(Dataset items)

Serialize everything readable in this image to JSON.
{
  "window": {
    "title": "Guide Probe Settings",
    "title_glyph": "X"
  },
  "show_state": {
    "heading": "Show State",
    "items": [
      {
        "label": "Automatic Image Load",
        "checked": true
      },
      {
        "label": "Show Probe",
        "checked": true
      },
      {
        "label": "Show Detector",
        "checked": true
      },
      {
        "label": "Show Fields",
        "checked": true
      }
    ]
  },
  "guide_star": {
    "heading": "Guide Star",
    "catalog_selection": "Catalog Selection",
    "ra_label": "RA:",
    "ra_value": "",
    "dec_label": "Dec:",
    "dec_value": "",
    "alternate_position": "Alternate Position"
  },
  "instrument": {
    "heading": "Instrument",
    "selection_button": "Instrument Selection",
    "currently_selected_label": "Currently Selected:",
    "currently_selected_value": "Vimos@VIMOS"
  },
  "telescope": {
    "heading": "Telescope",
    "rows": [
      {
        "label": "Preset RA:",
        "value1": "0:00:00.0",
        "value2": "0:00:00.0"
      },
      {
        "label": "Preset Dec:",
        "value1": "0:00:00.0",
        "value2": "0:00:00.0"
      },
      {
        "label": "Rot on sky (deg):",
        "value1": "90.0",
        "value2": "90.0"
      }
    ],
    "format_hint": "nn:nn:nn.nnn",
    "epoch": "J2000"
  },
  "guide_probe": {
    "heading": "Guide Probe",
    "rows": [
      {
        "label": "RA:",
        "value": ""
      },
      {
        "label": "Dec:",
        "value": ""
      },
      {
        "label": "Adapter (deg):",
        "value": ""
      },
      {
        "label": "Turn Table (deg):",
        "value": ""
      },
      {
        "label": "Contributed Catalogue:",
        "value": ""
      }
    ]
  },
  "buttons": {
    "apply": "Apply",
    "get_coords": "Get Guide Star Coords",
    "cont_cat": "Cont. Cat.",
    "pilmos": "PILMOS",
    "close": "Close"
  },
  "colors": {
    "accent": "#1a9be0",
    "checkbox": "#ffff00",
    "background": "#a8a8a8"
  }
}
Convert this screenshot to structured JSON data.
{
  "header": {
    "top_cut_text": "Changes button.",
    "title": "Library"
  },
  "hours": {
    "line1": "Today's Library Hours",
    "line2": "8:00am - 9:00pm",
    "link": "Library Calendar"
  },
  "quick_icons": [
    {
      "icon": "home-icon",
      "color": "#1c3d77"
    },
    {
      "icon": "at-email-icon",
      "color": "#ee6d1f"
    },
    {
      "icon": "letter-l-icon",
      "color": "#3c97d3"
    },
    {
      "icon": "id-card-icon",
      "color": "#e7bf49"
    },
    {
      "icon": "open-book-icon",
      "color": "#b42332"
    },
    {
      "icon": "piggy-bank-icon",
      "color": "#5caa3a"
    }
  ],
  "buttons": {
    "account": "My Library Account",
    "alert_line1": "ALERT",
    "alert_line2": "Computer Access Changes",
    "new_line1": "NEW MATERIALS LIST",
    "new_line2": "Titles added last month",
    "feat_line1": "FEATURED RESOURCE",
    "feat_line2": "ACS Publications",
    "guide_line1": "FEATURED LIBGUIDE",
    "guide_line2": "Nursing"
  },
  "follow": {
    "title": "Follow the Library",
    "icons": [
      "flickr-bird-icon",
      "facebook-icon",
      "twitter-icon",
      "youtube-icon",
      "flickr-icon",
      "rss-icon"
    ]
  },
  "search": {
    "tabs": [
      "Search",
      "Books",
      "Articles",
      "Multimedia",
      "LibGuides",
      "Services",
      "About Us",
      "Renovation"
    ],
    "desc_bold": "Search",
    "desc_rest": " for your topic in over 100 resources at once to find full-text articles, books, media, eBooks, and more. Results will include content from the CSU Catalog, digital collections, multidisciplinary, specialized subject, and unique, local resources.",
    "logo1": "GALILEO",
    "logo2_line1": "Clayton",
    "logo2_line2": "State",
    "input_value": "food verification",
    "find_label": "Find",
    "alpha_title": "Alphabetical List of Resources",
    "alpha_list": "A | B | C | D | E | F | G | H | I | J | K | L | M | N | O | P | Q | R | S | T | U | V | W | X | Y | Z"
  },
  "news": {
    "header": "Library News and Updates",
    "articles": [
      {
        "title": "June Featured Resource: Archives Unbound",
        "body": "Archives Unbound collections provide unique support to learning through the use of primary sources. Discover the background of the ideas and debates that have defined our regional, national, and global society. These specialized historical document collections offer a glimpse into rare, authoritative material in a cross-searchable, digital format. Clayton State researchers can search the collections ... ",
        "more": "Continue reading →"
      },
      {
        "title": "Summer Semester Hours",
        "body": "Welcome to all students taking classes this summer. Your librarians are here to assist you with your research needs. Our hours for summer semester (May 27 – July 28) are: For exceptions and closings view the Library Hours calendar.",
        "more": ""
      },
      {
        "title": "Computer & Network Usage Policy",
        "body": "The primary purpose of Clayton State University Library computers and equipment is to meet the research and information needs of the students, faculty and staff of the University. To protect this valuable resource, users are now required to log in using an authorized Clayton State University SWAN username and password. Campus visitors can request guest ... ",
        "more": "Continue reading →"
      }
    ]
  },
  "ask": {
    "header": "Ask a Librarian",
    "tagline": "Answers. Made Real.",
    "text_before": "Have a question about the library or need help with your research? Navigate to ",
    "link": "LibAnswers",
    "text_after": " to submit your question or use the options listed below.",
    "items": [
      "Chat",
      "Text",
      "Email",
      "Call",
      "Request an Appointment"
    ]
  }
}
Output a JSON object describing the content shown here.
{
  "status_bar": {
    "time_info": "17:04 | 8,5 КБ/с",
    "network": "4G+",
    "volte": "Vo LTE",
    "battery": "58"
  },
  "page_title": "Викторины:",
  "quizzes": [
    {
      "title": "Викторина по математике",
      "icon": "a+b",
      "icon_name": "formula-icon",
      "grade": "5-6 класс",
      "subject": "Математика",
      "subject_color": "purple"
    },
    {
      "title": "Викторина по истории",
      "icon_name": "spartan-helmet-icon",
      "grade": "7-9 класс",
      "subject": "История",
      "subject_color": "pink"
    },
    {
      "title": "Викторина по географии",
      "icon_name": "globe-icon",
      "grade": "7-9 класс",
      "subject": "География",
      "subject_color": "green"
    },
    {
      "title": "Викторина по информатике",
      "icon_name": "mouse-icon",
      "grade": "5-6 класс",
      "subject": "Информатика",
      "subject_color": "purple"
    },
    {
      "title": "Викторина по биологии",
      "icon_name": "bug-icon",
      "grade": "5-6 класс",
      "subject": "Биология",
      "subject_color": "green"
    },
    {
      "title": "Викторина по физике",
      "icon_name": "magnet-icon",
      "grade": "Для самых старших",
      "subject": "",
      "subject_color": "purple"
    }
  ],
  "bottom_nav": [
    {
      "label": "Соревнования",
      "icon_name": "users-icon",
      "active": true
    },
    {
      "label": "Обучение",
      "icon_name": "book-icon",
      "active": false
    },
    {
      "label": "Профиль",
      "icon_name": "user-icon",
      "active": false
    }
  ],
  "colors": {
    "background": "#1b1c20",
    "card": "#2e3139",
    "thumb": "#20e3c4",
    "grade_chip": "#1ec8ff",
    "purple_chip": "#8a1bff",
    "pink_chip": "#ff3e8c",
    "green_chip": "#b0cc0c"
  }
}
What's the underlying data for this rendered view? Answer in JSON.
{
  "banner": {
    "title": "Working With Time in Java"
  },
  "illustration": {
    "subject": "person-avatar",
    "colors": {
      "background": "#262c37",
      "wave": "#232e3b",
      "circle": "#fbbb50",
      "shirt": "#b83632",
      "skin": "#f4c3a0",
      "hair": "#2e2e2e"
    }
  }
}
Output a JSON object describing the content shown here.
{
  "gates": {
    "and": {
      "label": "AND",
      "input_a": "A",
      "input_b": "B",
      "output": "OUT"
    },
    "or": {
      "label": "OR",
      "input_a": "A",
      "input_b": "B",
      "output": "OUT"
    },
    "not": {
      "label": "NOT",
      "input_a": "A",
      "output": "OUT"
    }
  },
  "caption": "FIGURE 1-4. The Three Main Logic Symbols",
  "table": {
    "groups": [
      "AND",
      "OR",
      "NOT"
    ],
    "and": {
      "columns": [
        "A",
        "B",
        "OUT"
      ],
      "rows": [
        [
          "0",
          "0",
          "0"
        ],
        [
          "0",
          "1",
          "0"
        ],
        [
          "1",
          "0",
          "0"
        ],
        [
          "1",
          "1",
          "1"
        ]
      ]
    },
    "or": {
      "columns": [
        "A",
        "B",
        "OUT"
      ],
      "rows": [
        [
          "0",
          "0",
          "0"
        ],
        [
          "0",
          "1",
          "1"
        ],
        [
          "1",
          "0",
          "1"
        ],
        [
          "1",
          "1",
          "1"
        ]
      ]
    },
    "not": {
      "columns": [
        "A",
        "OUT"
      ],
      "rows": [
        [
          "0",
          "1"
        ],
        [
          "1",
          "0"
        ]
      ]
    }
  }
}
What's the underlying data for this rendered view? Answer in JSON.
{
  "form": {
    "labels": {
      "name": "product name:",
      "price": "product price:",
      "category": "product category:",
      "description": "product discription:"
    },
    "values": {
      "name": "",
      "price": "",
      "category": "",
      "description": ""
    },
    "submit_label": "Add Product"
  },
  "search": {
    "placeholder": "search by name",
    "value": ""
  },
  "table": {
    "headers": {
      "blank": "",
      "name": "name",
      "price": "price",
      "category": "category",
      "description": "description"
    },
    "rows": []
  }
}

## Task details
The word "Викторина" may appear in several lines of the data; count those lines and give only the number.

## Reply to the exercise
6